A '100 per cent country boy' makes the shift from rural transport to livestock rep
With roots in the region, Cameron Gray started as a PGG Wrightson South Canterbury and Waimate livestock representative in October 2021. A 100 per cent country boy, Cameron's home patch is Cannington, Cave, 35 kilometres west of Timaru, where his parents have a 200-hectare property running 800 ewes and 70 breeding cows.
Cameron left school in 2012.
"I went to work at Temuka Transport. My father drives, which led me into it. I graduated to driving stock trucks through the South Island. Although I made a good living and enjoyed the countryside, after seven years, I started working out what I wanted to achieve in life and thinking about a different direction."
Around that time, Greg Uren of PGG Wrightson South Canterbury approached Cameron in the Temuka Saleyards.
"He asked would I like to become a stock agent? I said: 'Funny enough, I've been thinking about that,' so I came on as a trainee for two years.
"I had no idea what a livestock rep did. Driving a stock truck, I only saw part of the job. I thought agents leant on drafting gates and drove around looking cool. Being a trainee for two years opened my eyes to the industry. I achieved things I never thought I would," he says.
Auctioneering was one, taking Cameron into the unknown.
"Greg said, 'You need to do this.' I like being in the background, doing my own thing, so when he put me up to sell prime lambs at the Temuka sale, that was in the deep end," he says.
However, he quickly became good enough to compete in the 2020 Heartland Bank Young Auctioneers Competition, pitting rural professionals under 30 up against each other. He finished third in his first shot at the title.
Once the two-year trainee-ship finished, Cameron went back to Temuka Transport as a group sales rep.
"It was a job I fancied a crack at when I was driving. After finishing the trainee-ship, I knew I wanted to be in livestock and was keen to come back to PGG Wrightson, though there was no suitable position right away, so I decided to bide my time, give it two years and see what happened."
Seven months on, the right job came up, and Cameron came back.

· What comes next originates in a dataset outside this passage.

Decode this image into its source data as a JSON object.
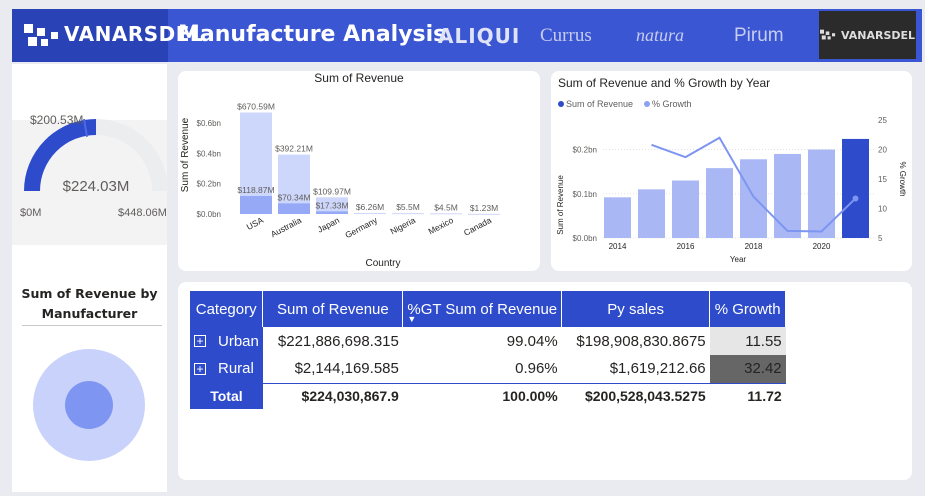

"One of the best parts of the job is rocking up to people's places knowing they appreciate you. You might be the only person they see that day, so even though you are there for business, that's only part of it. Seeing your clients, having a yarn, one on one when no one else is listening, some people open up. I enjoy hearing stories: how they got where they are.
"You can't beat driving out of the gate knowing you've made their day. If you've helped them outselling or buying something, given them some advice or just put a smile on their face, that's the best part of the job," he says.
As a livestock newbie, Cameron knows he can do the job, though he also has to earn the right to work with clients.
"You have to earn that trust by being honest and being yourself. You have to be a people person. You have to make sure not to let your clients down, and be prepared to admit when you make a mistake. There's nothing worse than running away from a problem, though the key is not having that problem in the first place.
"Confidence is important, and you can't stress about something you can't change. People worry what will happen in future, though the first decision is usually the right decision: if you want to do something, either make it happen or move on," he says.
With plenty of experienced colleagues in the region, Cameron has some good mentors on which to base his own career.
"Many of the guys we have here have been loyal to the company for 20 or 30 years. I would like to be like that. When we get together in Temuka, they talk about the old days. When I'm in that position, if I'm lucky enough to be like them, I wonder what stories I'll have to tell the young fellas then," he says.